For anyone who has listened to this and did not conclude the same, you simply did not listen. The utilization of "atonal chromaticism" ([...]) is so amazing. The sound of this album transforms it into something four dimensional. It is a busy album, preventing a complete appreciation the first six hundred sixty five times it is listened to. I can see why Slayer fans are rabid fanatics (see [...]).

The opening, Angel of Death, starts with an aggressive guitar attack and before your brain can finish processing what just happened, Slayer launch into Piece by Piece with Dave Lombardo's double bass drum from Angel of Death still bouncing around your cortex. Piece by Piece is near its end when you realize this is really the second song already and your brain, which has been put into a coma by so much crap music from the radio station, begins to get stimulated for the first time. What you've just felt is a jump in your IQ. The launch into Necrophobic blows your brain away, forcing it to contract and retreat like your eyes thrust into bright sunshine when it's been midnight for so long. Altar of Sacrifice starts and you've barely enough time to figure out it's a new song and you start sensing evil resident within the music, awakening your own demon. Altar of Sacrifice concludes and you read that Jesus Saves is next so you trick yourself into thinking the music is going to slow down and at first Hanneman gives the illusion that Slayer is mortal after all until King, Hanneman, and Araya start up the pummeling machine and you try your best to keep up with the guitar solos and Araya's commanding lecture about religion. Your granted another breather when Criminally Insane starts and Lombardo injects some interesting percussion into your frontal lobe as the time warp starts again and you've become the victim again of Araya's terrifying anecdotal evidence of the certain demise of mankind as the guitar duo's assault resonates across your synapses like a tectonic shuffle at lunatic speed.

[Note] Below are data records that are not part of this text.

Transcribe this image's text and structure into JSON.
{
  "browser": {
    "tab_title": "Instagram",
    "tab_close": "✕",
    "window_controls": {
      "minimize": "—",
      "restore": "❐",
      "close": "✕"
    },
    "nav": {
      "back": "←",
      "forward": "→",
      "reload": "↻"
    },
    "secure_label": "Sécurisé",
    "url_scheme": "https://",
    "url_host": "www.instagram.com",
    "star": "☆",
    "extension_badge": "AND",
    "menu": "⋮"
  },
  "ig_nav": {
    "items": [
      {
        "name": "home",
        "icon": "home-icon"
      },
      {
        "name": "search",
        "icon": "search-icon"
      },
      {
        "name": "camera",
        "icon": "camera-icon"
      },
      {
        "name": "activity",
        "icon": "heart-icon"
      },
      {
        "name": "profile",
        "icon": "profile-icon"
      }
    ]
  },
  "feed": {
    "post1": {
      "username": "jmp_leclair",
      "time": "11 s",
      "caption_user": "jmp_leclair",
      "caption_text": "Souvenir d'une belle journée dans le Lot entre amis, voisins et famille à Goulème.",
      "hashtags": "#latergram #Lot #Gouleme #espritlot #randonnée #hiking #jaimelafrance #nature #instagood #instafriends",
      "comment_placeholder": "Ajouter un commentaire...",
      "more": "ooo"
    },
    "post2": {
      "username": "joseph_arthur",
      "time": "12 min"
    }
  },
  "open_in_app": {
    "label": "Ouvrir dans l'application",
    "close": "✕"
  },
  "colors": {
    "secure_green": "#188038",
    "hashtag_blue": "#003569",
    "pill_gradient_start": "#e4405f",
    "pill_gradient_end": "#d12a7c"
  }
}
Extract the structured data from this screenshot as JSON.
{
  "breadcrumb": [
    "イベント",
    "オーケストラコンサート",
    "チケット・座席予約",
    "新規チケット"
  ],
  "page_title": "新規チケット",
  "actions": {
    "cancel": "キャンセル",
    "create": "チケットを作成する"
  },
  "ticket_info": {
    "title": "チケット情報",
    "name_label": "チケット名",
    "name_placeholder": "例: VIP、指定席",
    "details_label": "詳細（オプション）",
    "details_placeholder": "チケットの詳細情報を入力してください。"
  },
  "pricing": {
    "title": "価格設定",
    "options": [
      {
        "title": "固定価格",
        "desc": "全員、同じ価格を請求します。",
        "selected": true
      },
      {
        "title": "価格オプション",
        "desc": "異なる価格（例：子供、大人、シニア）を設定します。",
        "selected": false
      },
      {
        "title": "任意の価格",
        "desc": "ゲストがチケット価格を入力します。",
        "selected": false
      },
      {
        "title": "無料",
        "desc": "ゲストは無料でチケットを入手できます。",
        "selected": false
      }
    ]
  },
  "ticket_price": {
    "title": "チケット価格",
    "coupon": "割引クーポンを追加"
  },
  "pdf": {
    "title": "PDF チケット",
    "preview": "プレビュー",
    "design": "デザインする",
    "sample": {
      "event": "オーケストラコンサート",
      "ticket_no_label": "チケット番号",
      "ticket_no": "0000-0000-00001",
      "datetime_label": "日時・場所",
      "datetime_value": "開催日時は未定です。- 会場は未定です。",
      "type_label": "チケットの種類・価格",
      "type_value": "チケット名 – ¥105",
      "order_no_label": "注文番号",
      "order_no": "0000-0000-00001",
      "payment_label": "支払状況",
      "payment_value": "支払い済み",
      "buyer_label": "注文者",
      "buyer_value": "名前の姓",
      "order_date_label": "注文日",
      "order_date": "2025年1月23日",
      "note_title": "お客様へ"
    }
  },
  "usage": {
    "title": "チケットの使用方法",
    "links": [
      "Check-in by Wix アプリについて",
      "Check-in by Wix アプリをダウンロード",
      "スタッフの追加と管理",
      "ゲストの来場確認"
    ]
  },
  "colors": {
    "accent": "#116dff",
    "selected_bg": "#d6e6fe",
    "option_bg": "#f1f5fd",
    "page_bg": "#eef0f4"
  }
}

Reborn brings to reality your stunned mind's conviction that the horror and metal are relentless and black and only getting darker, and you really are beginning to feel ripped and torn. Epidemic then suddenly crashes in on your brain courtesy of Dave Lombardo and Araya's dark intonations are a preamble to the death of mankind. But this scene seems all to real and possible. The guitar solos are short be complementary to the rhythm.

When Postmortem starts you feel the impending doom and know right away that an epic song has just started. The culmination of insanity has been captured in this song and queries you with raw honesty querying whether you want to die. The question might scare you given the context as you get delivered to you a blast of sheer lunacy in musicianship and lyrics. Raining blood follows the sinister segue where you are sure you heard recordings of souls in hell wailing their anguish. The devil begins speaking to you through King and Hanneman in Raining in Blood as he unveils to you a picture of hell and what awaits you. The conclusion of this song is a shock back to reality and you can't believe you just spent four hours in hell. Then you look at the clock and wonder how so much content could be compressed into less than thirty minutes. So you listen again, falling victim to Satan again."